“We all remember the role that the Legon Observer played”, he said, adding: “Under the hallowed cloak of academic freedom, men and women of conscience could write and speak words that penetrated the halls of power”.

However, he noted: “It appears to me that in recent times in our fourth Republican dispensation, the courage to stand up for the truth and the determination to uphold the common good are lost. In our dark moments as a nation, it is concerning that the voices of the intellectuals are receding into oblivion”.

“Sadly, it is a consequence of the deep partisan polarisation of our country such that everything is seen through the lenses of politics”, noting: “It appears to me that the culture of silence has returned. This time, not enforced by legal and military power but through convenience, parochialism, hypocrisy and lack of conviction”.

“Where are our Adu Boahens and PAV ANSAHs?” he asked.
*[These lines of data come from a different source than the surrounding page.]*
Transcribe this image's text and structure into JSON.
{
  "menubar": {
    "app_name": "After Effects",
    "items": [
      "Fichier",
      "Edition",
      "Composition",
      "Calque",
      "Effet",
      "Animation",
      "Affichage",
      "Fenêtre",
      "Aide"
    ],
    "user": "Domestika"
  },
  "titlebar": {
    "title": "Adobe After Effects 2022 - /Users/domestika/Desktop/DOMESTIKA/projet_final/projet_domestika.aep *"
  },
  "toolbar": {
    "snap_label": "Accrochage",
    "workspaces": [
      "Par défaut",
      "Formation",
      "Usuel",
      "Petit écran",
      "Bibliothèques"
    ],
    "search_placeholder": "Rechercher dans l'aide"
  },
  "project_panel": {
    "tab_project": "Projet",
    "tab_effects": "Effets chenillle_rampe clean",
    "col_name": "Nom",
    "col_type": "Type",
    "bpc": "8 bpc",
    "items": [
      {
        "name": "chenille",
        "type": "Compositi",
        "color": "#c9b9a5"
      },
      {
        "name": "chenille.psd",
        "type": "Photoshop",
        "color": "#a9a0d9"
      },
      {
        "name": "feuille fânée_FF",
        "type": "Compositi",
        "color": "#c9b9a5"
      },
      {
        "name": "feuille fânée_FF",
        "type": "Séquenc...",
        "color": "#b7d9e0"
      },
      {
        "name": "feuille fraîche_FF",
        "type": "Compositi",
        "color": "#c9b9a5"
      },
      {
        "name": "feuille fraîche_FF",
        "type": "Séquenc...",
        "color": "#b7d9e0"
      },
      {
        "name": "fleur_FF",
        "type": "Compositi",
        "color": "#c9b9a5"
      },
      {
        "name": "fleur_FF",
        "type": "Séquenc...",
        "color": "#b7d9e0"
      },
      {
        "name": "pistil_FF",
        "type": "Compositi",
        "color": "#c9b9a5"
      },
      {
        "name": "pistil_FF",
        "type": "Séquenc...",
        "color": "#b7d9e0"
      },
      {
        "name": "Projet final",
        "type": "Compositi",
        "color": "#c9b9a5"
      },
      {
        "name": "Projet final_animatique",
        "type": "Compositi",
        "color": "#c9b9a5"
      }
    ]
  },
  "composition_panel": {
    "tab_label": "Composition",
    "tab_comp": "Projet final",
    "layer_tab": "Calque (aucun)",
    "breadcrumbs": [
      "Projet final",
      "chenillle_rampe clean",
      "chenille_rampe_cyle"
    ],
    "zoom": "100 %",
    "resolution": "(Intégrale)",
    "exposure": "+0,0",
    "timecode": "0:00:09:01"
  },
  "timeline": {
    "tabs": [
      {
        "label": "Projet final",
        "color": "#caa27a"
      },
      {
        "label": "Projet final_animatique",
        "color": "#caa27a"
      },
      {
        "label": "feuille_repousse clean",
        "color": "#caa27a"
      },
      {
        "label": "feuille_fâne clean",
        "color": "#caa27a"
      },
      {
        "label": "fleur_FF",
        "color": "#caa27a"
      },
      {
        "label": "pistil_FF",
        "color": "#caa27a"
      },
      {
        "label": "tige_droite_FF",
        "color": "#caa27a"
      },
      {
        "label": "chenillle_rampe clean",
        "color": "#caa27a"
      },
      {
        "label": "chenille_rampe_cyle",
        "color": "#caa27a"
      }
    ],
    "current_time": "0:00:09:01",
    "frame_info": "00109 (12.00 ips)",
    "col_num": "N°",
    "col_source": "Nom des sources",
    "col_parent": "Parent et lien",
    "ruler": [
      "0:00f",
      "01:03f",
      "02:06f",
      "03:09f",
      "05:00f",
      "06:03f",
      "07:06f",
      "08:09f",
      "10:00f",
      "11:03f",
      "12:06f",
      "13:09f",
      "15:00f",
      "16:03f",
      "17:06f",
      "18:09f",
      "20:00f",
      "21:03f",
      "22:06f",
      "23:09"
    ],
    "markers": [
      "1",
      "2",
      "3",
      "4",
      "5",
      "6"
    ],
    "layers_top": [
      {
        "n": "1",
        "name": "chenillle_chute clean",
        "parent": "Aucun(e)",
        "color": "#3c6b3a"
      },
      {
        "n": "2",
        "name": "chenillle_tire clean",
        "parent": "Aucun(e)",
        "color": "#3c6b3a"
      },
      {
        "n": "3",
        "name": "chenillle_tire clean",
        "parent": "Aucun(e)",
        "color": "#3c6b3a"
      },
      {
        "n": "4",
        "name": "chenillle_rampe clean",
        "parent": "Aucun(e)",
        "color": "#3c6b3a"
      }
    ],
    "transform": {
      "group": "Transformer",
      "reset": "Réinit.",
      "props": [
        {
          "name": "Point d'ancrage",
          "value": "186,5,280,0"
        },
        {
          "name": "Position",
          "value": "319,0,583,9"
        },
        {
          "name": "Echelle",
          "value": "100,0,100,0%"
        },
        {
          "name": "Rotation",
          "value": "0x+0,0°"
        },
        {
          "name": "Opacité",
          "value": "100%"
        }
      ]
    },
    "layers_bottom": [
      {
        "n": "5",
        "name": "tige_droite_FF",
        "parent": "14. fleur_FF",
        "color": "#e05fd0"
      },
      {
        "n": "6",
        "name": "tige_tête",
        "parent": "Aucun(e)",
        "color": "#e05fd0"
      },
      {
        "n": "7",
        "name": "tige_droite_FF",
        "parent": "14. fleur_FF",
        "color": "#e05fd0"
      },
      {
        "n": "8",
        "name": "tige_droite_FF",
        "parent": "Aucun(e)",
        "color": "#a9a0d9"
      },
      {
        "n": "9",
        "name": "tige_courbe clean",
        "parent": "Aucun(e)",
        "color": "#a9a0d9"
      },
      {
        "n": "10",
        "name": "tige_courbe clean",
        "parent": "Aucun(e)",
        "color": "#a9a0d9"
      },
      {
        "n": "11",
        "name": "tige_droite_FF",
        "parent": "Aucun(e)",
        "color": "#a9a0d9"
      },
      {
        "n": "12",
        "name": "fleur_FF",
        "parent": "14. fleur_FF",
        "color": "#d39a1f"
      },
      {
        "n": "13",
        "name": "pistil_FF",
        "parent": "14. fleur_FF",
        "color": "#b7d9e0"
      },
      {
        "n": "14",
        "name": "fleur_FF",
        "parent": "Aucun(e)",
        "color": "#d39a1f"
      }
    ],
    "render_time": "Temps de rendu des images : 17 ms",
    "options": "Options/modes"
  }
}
However, President Akufo-Addo said “it cannot be that everyone has a right of reply except members of the government and officialdom. Nor can it be that challenging an opinion expressed by a journalist constitutes an attack on press freedom”.

“What I believe may be lacking sorely in our society today, is the need to listen to each other more. Knowledge has never been a gift granted exclusively to one group. We must listen, and hear each other more”.

“And, for me, personally, I find it ironic that the Presidency of a man who has been and continues to be the most vilified political figure of his generation can be accused of presiding over a culture of silence. There is no midnight knock on the door in Ghana for authors of dissenting views, nor will there be during my presidency,” Akufo-Addo noted.

“I belong to the Danquah-Dombo-Busia political tradition, one whose forebears, at great personal sacrifice, fought for the democratic, open, free system of government we are enjoying today in Ghana. They propagated the concept of democracy at a time when it was not, in Africa, a fashionable concept. Indeed, the philosophy of the New Patriotic Party (NPP) coincides with that of the Fourth Republican Constitution. It is the dominant political philosophy in the world today, and has stood the test of time,” Akufo-Addo stated.